The well-dressed young man with the dark sunglasses seems utterly out of place. After all, this tent city - one of the many, massive, muddy communities that have sprung up all over Port-au-Prince - is one of the poorest places on earth. If you linger, or wander some more, you might notice another young man pop up. Then another, and another. Watching you. Discretely tapping messages on their cell phones. Possibly armed.

It's exactly what makes foreigners nervous, UN soldiers grip their guns, and aid workers run for safety. Just a few days ago, the U.S. embassy declared huge sections of this city no-go zones for its personnel. Overrun with gangs, too dangerous.

Officially, 9 people have been kidnapped in the past month, including two nurses from Doctors without Borders and a Brazilian businessman. Most were released after money exchanged hands.

Nine kidnappings in a month is actually low for this city.  This time last year, there were 13.  But it's disturbing, because immediately after the earthquake, there was an unusual lull. I remember Haitians saying they felt a sense of relief that they could move more freely after dark and go into parts of the city they never dared visit.

Not so any more.
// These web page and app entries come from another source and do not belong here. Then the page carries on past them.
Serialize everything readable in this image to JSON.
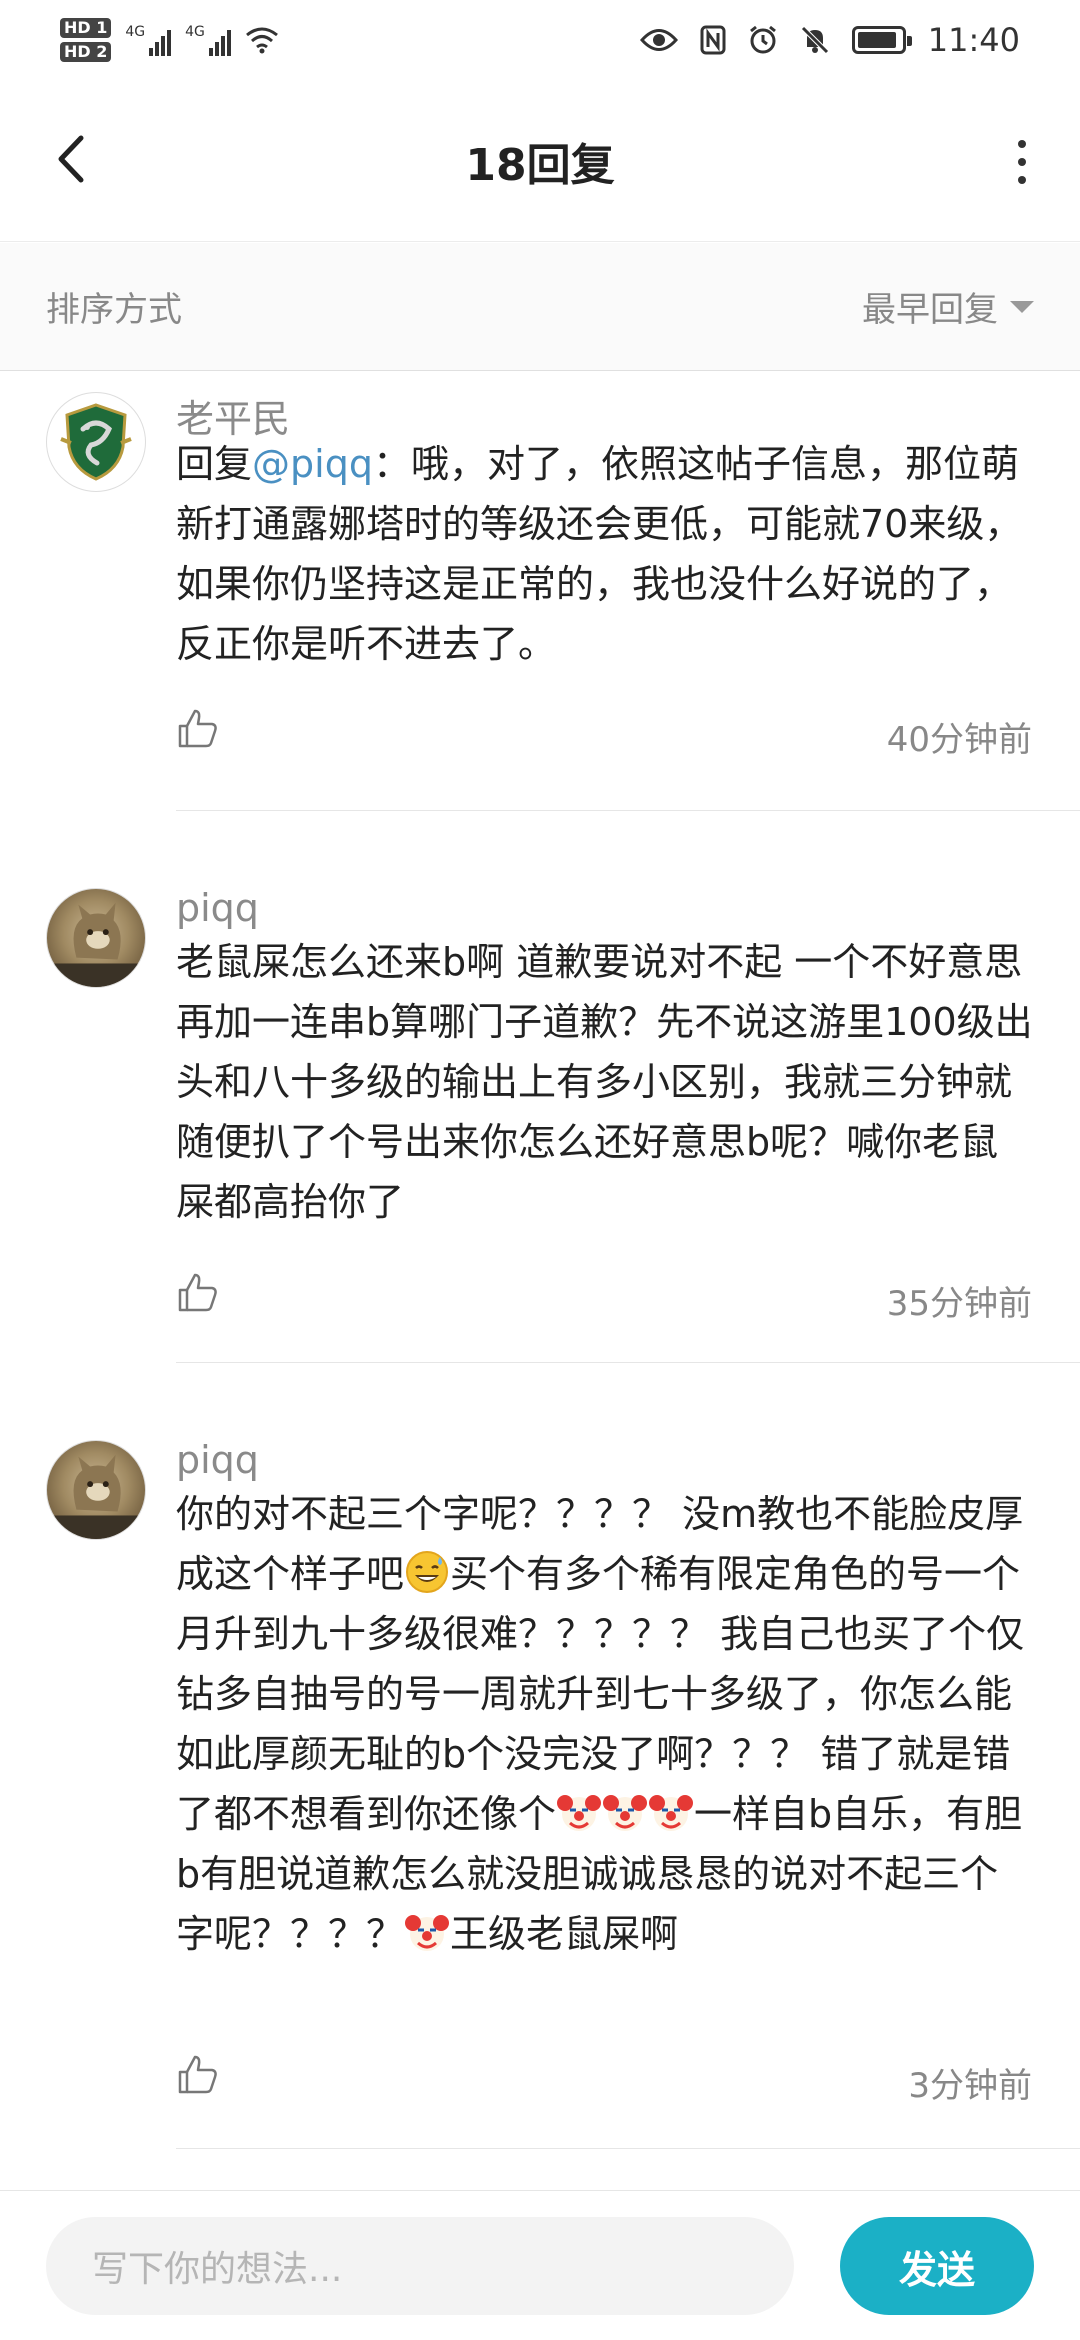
{
  "status_bar": {
    "hd1": "HD 1",
    "hd2": "HD 2",
    "net1": "4G",
    "net2": "4G",
    "time": "11:40",
    "battery_level": 0.9
  },
  "header": {
    "title": "18回复"
  },
  "sort": {
    "label": "排序方式",
    "value": "最早回复"
  },
  "comments": [
    {
      "author": "老平民",
      "reply_prefix": "回复",
      "mention": "@piqq",
      "text": "：哦，对了，依照这帖子信息，那位萌新打通露娜塔时的等级还会更低，可能就70来级，如果你仍坚持这是正常的，我也没什么好说的了，反正你是听不进去了。",
      "time": "40分钟前",
      "avatar_icon": "slytherin-crest-avatar"
    },
    {
      "author": "piqq",
      "text": "老鼠屎怎么还来b啊 道歉要说对不起 一个不好意思再加一连串b算哪门子道歉？先不说这游里100级出头和八十多级的输出上有多小区别，我就三分钟就随便扒了个号出来你怎么还好意思b呢？喊你老鼠屎都高抬你了",
      "time": "35分钟前",
      "avatar_icon": "cat-avatar"
    },
    {
      "author": "piqq",
      "text_a": "你的对不起三个字呢？？？？ 没m教也不能脸皮厚成这个样子吧",
      "text_b": "买个有多个稀有限定角色的号一个月升到九十多级很难？？？？？ 我自己也买了个仅钻多自抽号的号一周就升到七十多级了，你怎么能如此厚颜无耻的b个没完没了啊？？？ 错了就是错了都不想看到你还像个",
      "text_c": "一样自b自乐，有胆b有胆说道歉怎么就没胆诚诚恳恳的说对不起三个字呢？？？？",
      "text_d": "王级老鼠屎啊",
      "time": "3分钟前",
      "avatar_icon": "cat-avatar"
    }
  ],
  "composer": {
    "placeholder": "写下你的想法...",
    "send_label": "发送"
  },
  "icons": {
    "back": "back-arrow-icon",
    "more": "more-vertical-icon",
    "like": "thumbs-up-icon",
    "eye": "eye-icon",
    "nfc": "nfc-icon",
    "alarm": "alarm-icon",
    "mute": "bell-off-icon",
    "wifi": "wifi-icon",
    "emoji_sweat": "sweat-smile-emoji",
    "emoji_clown": "clown-emoji"
  },
  "colors": {
    "accent": "#1bb0c6",
    "mention": "#4a90c2",
    "muted_text": "#888888"
  }
}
When it comes to crime, Port-au-Prince is getting back to business as usual. And that, in fact, may be the biggest obstacle to so many lives getting back to business as usual, to getting the help they need.

Half a million people here still have no shelter, handouts of water, food and clothing are still desperately needed. And yet, aid agencies that deliver these precious commodities are restricting the movement of their workers, curfews are earlier and earlier, and security escorts are needed in many parts of the city - even for CBC reporters.
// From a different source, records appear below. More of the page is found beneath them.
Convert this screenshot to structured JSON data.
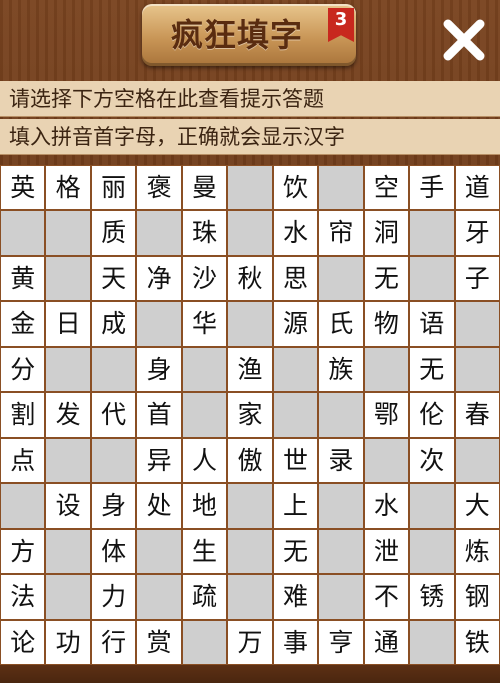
{
  "header": {
    "logo_text": "疯狂填字",
    "level": "3"
  },
  "hints": {
    "line1": "请选择下方空格在此查看提示答题",
    "line2": "填入拼音首字母，正确就会显示汉字"
  },
  "grid": {
    "rows": [
      [
        "英",
        "格",
        "丽",
        "褒",
        "曼",
        "",
        "饮",
        "",
        "空",
        "手",
        "道"
      ],
      [
        "",
        "",
        "质",
        "",
        "珠",
        "",
        "水",
        "帘",
        "洞",
        "",
        "牙"
      ],
      [
        "黄",
        "",
        "天",
        "净",
        "沙",
        "秋",
        "思",
        "",
        "无",
        "",
        "子"
      ],
      [
        "金",
        "日",
        "成",
        "",
        "华",
        "",
        "源",
        "氏",
        "物",
        "语",
        ""
      ],
      [
        "分",
        "",
        "",
        "身",
        "",
        "渔",
        "",
        "族",
        "",
        "无",
        ""
      ],
      [
        "割",
        "发",
        "代",
        "首",
        "",
        "家",
        "",
        "",
        "鄂",
        "伦",
        "春"
      ],
      [
        "点",
        "",
        "",
        "异",
        "人",
        "傲",
        "世",
        "录",
        "",
        "次",
        ""
      ],
      [
        "",
        "设",
        "身",
        "处",
        "地",
        "",
        "上",
        "",
        "水",
        "",
        "大"
      ],
      [
        "方",
        "",
        "体",
        "",
        "生",
        "",
        "无",
        "",
        "泄",
        "",
        "炼"
      ],
      [
        "法",
        "",
        "力",
        "",
        "疏",
        "",
        "难",
        "",
        "不",
        "锈",
        "钢"
      ],
      [
        "论",
        "功",
        "行",
        "赏",
        "",
        "万",
        "事",
        "亨",
        "通",
        "",
        "铁"
      ]
    ]
  }
}
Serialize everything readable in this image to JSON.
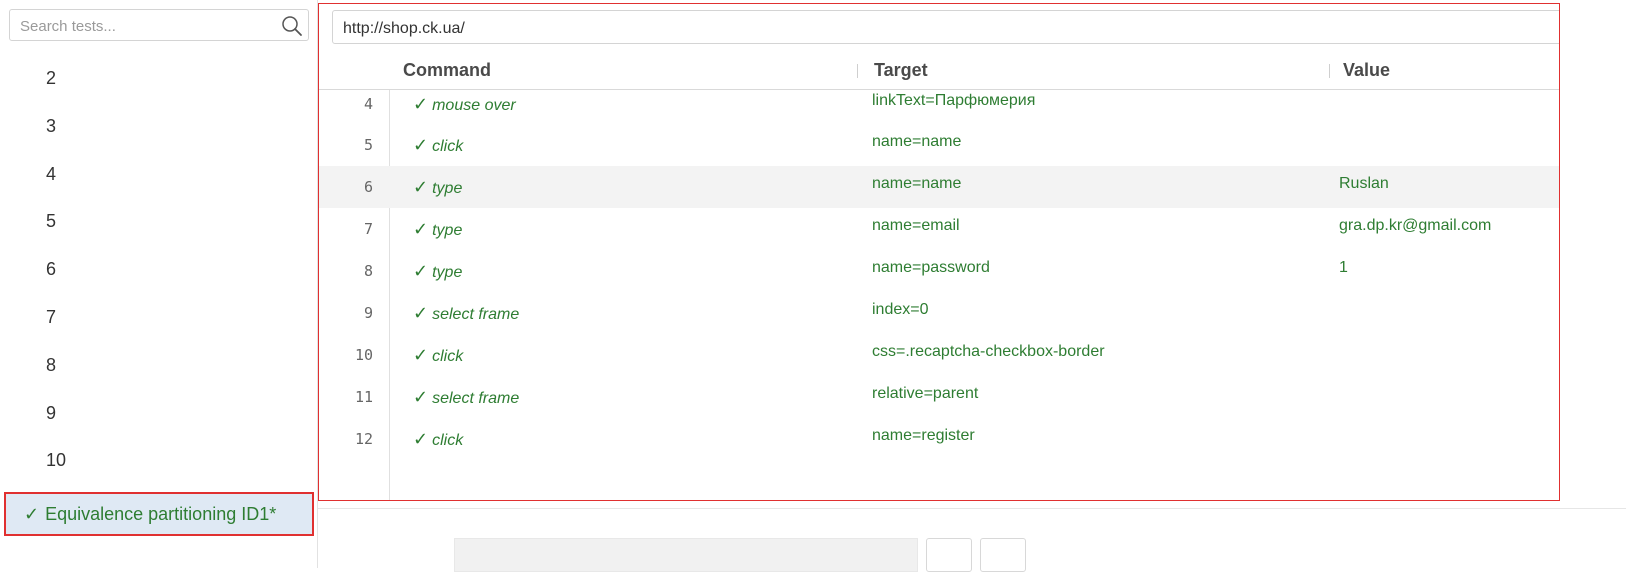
{
  "sidebar": {
    "search_placeholder": "Search tests...",
    "tests": [
      "2",
      "3",
      "4",
      "5",
      "6",
      "7",
      "8",
      "9",
      "10"
    ],
    "selected_test": {
      "check": "✓",
      "label": "Equivalence partitioning ID1*"
    }
  },
  "main": {
    "base_url": "http://shop.ck.ua/",
    "headers": {
      "command": "Command",
      "target": "Target",
      "value": "Value"
    },
    "rows": [
      {
        "num": "4",
        "command": "mouse over",
        "target": "linkText=Парфюмерия",
        "value": ""
      },
      {
        "num": "5",
        "command": "click",
        "target": "name=name",
        "value": ""
      },
      {
        "num": "6",
        "command": "type",
        "target": "name=name",
        "value": "Ruslan"
      },
      {
        "num": "7",
        "command": "type",
        "target": "name=email",
        "value": "gra.dp.kr@gmail.com"
      },
      {
        "num": "8",
        "command": "type",
        "target": "name=password",
        "value": "1"
      },
      {
        "num": "9",
        "command": "select frame",
        "target": "index=0",
        "value": ""
      },
      {
        "num": "10",
        "command": "click",
        "target": "css=.recaptcha-checkbox-border",
        "value": ""
      },
      {
        "num": "11",
        "command": "select frame",
        "target": "relative=parent",
        "value": ""
      },
      {
        "num": "12",
        "command": "click",
        "target": "name=register",
        "value": ""
      }
    ],
    "check_glyph": "✓"
  },
  "colors": {
    "success_text": "#2e7d32",
    "highlight_border": "#e03030",
    "selected_bg": "#dfe9f4",
    "highlight_row_bg": "#f3f3f3"
  },
  "icons": {
    "search": "search-icon"
  }
}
Follow Sasa's journey back to Haiti on Twitter @sasapetricic, #SasainHaiti